How To Really Follow the Mediterranean Diet
Year after year researchers identify the Mediterranean Diet as the most effective eating pattern for preventing cardiovascular disease and other chronic ailments. Soon after researchers release their results, the media blizzards the public with affirmations of how effective the diet is. And yet, almost no one tries to offer up a simple way to change eating patterns in a way that matches the habits of people that had some of the highest longevity and lowest rates of cancer and cardiovascular disease in the world.
Over the course of the last decade I’ve spent a fair bit of time in Crete where the diet was originally “discovered” by Rockefeller Foundation social scientists in the 1940s. I’ve also done not a small amount of follow up research with contemporary scholars of “the diet.” What I learned in the course of my studies is that while much of the Cretan tradition can be vague, quixotic and even a little arbitrary, there are specific changes we can make to our American reality that can bring us more in line with the Mediterranean ideal.
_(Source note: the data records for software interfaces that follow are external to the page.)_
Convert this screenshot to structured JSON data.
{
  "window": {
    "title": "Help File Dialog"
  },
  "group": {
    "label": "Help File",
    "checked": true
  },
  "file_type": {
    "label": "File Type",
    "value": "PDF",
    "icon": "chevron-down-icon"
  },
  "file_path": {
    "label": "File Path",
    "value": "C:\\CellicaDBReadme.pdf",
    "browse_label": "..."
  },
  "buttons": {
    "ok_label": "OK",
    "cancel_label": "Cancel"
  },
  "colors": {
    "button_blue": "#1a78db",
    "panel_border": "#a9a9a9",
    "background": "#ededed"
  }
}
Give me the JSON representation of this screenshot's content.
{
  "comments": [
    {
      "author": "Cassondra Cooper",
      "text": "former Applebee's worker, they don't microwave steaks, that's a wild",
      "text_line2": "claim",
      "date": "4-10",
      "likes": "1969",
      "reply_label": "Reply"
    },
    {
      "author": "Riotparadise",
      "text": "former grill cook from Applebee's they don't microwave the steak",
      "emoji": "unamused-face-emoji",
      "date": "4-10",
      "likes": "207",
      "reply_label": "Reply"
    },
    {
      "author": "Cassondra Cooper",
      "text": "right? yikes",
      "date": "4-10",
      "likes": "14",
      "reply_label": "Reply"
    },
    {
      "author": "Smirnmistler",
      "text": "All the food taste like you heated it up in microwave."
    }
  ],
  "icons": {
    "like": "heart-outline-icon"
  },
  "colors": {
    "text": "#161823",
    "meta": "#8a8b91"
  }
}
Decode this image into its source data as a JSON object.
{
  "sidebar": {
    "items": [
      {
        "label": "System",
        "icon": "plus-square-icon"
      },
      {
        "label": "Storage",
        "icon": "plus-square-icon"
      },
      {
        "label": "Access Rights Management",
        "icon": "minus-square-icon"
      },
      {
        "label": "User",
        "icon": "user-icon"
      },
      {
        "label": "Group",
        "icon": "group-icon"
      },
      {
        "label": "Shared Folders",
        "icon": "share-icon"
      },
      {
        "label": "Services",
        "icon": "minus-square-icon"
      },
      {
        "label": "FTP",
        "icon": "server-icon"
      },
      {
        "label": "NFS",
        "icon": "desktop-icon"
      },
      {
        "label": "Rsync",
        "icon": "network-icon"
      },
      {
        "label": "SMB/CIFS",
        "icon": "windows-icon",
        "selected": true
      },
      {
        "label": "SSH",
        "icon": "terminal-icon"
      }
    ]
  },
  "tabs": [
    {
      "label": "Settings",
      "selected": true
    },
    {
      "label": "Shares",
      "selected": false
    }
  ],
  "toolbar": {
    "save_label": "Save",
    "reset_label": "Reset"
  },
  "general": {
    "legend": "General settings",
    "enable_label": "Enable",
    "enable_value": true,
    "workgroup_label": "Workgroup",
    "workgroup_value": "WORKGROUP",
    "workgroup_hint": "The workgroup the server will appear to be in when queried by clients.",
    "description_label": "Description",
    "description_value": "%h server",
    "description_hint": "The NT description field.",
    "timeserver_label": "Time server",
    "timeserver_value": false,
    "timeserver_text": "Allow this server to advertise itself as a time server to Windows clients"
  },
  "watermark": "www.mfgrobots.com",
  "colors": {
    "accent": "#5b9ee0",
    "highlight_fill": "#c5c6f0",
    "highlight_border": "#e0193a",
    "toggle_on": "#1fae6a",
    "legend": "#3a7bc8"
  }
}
Here then is a six point distillation of all that research that provides something of a road map for a better eating pattern.
1. Plenty of carbs but the right carbs
“This really is the base of the original Cretan diet,” so said the archaeologist Dimitra Mylona as she handed me a tough thick cracker in the dank cold chamber of a Minoan tomb a few miles outside the Cretan town of Rethymnon. For the last 20 years Mylona has been looking at skeletons of the early inhabitants of the island of Crete. What she concluded was that it was the twice baked barley bread or “rusks” that was the backbone of the diet. “You can see it in the teeth,” she told me, “they’re worn down from chewing on this hard stuff.” Whereas wheat was typically eaten by the upper classes, barley was the food of the commoners. This whole grain made for a bread that was slower to digest and less likely to cause the insulin spikes of white flour. This is largely attributable to the high amounts of soluble fiber contained in the grain — nearly twice that of whole wheat. “This has all sorts of benefits in terms appetite control and weight control,” David Katz founding director of Yale…